"The last seven days I spent lying on the floor on my home doing a lot of praying," said Methodist missionary Harold Amstutz of Portsmouth, Va.
Amstutz, a former Marine, said he had never seen fighting to compare with the battles in the streets of Kolwezi.
"There was artillery, mortar, rocket and small arms fire going off all the time and there were hand grenade fights in the streets.
The worst moment for Amstutz and his wife, came on Thursday.
"We had a narrow escape," he said. "The Katangese came looking for us, shouting, 'Missionary, missionary, where are you?' They were looking for me but they went to the wrong house."
The family's house had no water for six days and little electricity.
Another refugee whose family hid out in their home for a week was Othmar Provelli 40, from France. His family boiled water from their swimming pool to drink, he said.
"We all shut ourselves in our homes and hid to avoid being found and shot in the street," he said. "Bodies were littered all over the streets."
He added that the rebels "hunted down anything that was white particularly the French . . . I am sure they killed everyone they found."
The Katangans apparently were particulary angry with the French because of French assistance in putting down an unsuccessful rebellion last year.
"At the start, rebels came around asking for passports, 'a Belgian engineer said. "The Belgians were safe but several Frenchmen were taken away."
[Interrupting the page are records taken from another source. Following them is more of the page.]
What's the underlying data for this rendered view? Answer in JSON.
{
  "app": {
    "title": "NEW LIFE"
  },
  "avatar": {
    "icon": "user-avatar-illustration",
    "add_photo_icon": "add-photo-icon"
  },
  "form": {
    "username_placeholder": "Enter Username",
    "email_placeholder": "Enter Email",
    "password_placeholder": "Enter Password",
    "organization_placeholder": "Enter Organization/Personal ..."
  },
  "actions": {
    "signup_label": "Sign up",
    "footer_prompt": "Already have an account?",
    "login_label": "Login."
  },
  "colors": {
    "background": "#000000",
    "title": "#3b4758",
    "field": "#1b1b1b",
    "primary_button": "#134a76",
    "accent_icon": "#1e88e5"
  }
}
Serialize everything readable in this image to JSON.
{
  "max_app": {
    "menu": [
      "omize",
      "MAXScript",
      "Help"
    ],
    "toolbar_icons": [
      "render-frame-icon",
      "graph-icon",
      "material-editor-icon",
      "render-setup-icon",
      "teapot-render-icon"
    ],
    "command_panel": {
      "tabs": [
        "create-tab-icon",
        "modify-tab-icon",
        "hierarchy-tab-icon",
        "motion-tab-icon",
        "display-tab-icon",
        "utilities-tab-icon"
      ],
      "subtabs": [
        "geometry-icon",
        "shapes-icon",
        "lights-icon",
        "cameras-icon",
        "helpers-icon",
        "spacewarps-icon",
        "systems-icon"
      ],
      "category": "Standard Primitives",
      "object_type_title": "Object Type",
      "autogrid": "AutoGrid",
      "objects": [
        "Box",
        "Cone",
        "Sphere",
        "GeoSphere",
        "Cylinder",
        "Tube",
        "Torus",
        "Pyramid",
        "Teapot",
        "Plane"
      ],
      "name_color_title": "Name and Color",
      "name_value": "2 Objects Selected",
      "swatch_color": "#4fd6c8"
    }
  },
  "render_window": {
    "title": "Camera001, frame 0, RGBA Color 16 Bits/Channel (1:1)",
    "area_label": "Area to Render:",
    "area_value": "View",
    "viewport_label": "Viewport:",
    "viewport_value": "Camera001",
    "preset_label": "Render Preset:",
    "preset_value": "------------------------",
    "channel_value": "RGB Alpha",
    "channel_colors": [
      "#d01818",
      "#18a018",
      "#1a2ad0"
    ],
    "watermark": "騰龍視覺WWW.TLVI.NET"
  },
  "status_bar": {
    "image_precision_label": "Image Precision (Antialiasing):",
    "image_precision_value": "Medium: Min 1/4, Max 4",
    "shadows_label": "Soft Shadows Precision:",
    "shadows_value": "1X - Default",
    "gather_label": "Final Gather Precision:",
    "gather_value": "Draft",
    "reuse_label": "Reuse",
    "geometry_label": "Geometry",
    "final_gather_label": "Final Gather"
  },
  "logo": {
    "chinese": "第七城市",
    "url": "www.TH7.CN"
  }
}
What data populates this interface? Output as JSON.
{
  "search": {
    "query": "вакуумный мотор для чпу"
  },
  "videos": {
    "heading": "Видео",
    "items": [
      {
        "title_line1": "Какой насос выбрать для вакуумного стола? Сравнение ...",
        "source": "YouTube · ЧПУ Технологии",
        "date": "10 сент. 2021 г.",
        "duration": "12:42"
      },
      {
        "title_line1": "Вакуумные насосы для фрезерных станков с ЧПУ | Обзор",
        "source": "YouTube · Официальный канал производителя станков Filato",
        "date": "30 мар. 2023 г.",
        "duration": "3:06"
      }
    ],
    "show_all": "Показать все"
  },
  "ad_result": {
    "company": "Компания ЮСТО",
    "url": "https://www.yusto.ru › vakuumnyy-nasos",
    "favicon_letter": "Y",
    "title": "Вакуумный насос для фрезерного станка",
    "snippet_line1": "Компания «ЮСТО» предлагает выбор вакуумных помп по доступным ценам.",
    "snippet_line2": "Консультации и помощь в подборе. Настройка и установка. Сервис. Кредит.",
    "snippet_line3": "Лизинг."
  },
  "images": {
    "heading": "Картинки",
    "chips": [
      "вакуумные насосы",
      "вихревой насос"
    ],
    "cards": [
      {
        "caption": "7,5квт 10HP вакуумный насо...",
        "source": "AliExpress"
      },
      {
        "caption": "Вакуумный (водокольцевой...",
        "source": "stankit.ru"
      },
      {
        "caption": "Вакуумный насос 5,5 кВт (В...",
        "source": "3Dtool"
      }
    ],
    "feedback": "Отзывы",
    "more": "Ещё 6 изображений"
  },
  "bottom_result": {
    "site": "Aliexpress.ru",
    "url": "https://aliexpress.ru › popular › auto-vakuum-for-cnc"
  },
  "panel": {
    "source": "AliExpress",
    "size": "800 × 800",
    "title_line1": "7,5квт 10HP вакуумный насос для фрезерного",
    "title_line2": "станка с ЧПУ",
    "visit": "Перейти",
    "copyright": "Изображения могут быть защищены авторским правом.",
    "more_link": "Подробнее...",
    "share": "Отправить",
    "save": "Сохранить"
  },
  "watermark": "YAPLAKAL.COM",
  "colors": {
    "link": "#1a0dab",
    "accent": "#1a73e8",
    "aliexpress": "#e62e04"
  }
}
For the refugees who arrived here yesterday the arrival of the paratroopers was a joyful moment.